Original calibration of secondary standards was accomplished by assigning the same value to a section cut from the primary bar that was given to the primary bar itself. When new alloy metals were obtained, as older metal primary bar material was exhausted for secondary use, an H-P 65 program was developed to utilize a curve-fitting method for replacement secondary-standard material calibration. Some changes in older secondary values resulted from this method. An H-P 9825 computer program was later developed, which resulted in other secondary-value changes. During the last twelve years some significant changes occurred in the primary bars, which further altered the program and the calibration results. New primary bars have been also added from time to time to smooth out the curve-fitting program, which has some effect on the calibration values of the secondary standards.

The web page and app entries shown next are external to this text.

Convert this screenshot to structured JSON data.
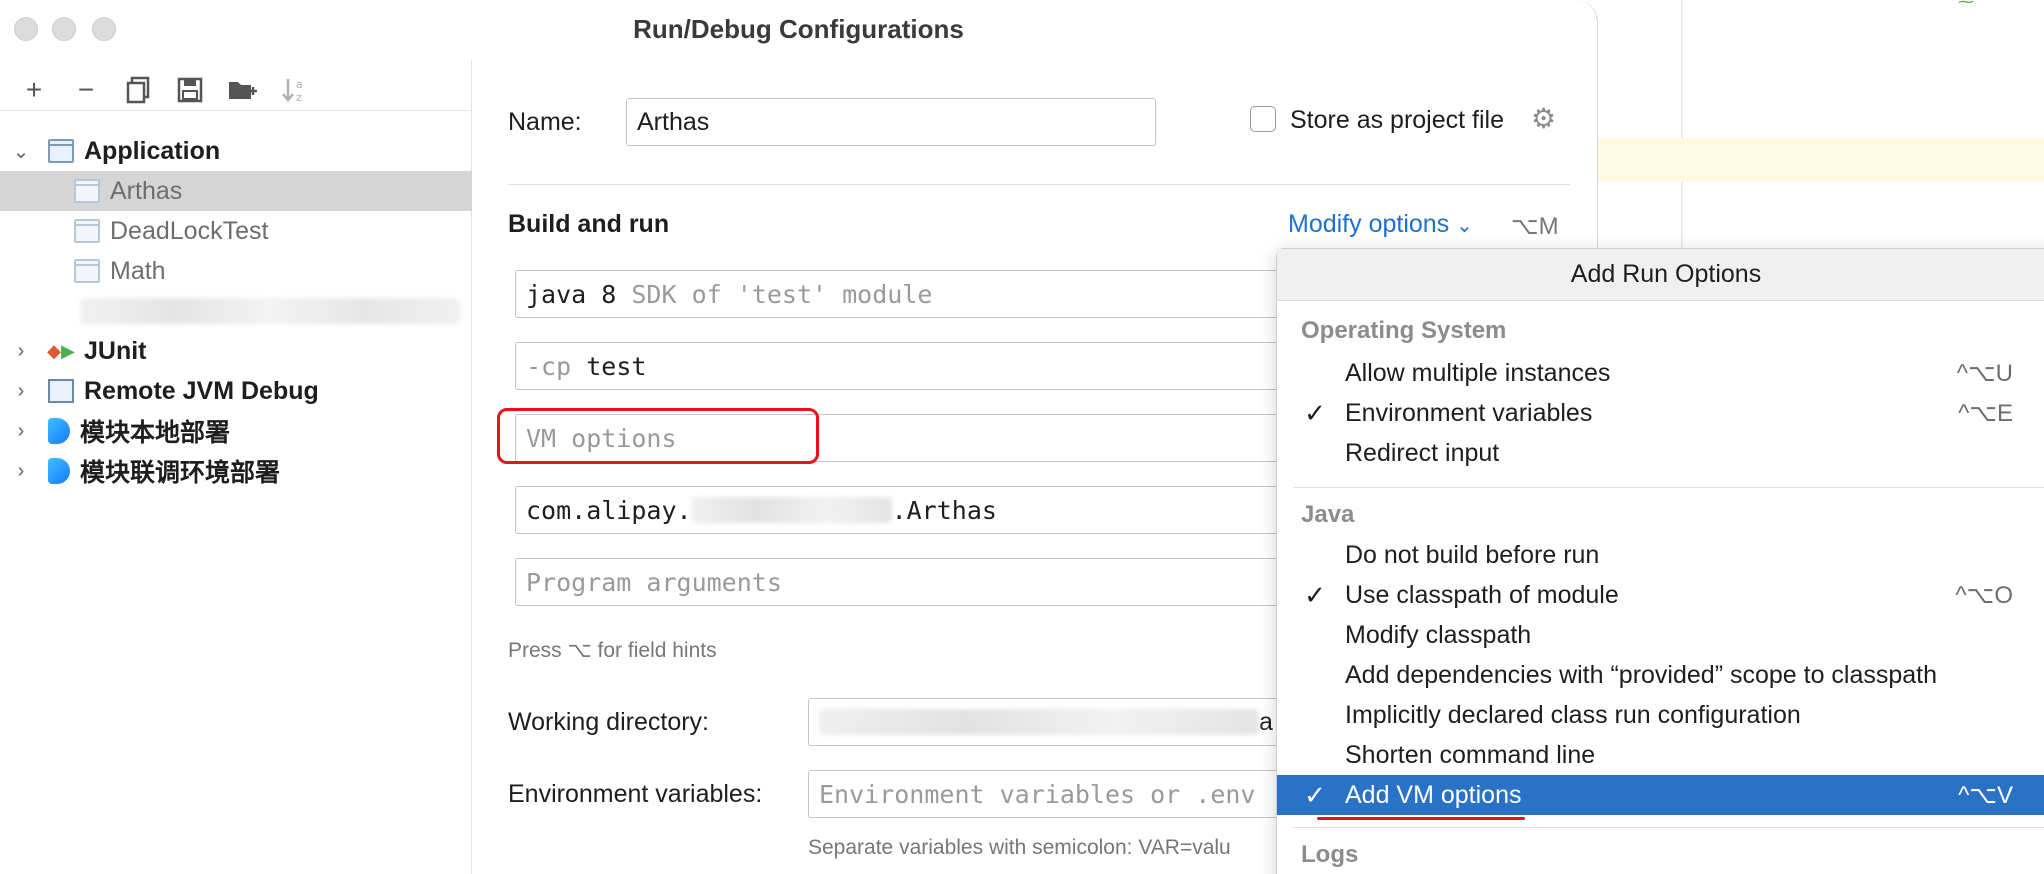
{
  "window": {
    "title": "Run/Debug Configurations"
  },
  "toolbar": {
    "add": "+",
    "remove": "−",
    "copy_icon": "copy-icon",
    "save_icon": "save-icon",
    "folder_icon": "new-folder-icon",
    "sort_icon": "sort-icon"
  },
  "tree": {
    "application": {
      "label": "Application",
      "children": [
        "Arthas",
        "DeadLockTest",
        "Math"
      ]
    },
    "junit": "JUnit",
    "remote": "Remote JVM Debug",
    "module_local": "模块本地部署",
    "module_joint": "模块联调环境部署"
  },
  "form": {
    "name_label": "Name:",
    "name_value": "Arthas",
    "store_label": "Store as project file",
    "section_title": "Build and run",
    "modify_options": "Modify options",
    "modify_shortcut": "⌥M",
    "sdk_value": "java 8",
    "sdk_hint": "SDK of 'test' module",
    "cp_flag": "-cp",
    "cp_value": "test",
    "vm_placeholder": "VM options",
    "main_class_prefix": "com.alipay.",
    "main_class_suffix": ".Arthas",
    "program_args_placeholder": "Program arguments",
    "field_hint": "Press ⌥ for field hints",
    "workdir_label": "Working directory:",
    "workdir_trailing": "a",
    "env_label": "Environment variables:",
    "env_placeholder": "Environment variables or .env",
    "env_hint": "Separate variables with semicolon: VAR=valu"
  },
  "popup": {
    "title": "Add Run Options",
    "groups": [
      {
        "name": "Operating System",
        "items": [
          {
            "label": "Allow multiple instances",
            "checked": false,
            "shortcut": "^⌥U"
          },
          {
            "label": "Environment variables",
            "checked": true,
            "shortcut": "^⌥E"
          },
          {
            "label": "Redirect input",
            "checked": false,
            "shortcut": ""
          }
        ]
      },
      {
        "name": "Java",
        "items": [
          {
            "label": "Do not build before run",
            "checked": false,
            "shortcut": ""
          },
          {
            "label": "Use classpath of module",
            "checked": true,
            "shortcut": "^⌥O"
          },
          {
            "label": "Modify classpath",
            "checked": false,
            "shortcut": ""
          },
          {
            "label": "Add dependencies with “provided” scope to classpath",
            "checked": false,
            "shortcut": ""
          },
          {
            "label": "Implicitly declared class run configuration",
            "checked": false,
            "shortcut": ""
          },
          {
            "label": "Shorten command line",
            "checked": false,
            "shortcut": ""
          },
          {
            "label": "Add VM options",
            "checked": true,
            "shortcut": "^⌥V",
            "active": true
          }
        ]
      },
      {
        "name": "Logs",
        "items": []
      }
    ],
    "check_glyph": "✓"
  },
  "colors": {
    "accent": "#2a72c6",
    "link": "#1f6fcf",
    "annotation": "#e8121a"
  }
}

conductivity, standard, percent IACS, titanium, aluminum, alloy, secondary, primary, bar, stability, scatter
Specialist engineer, Boeing Aerospace Company, Seattle, Wash.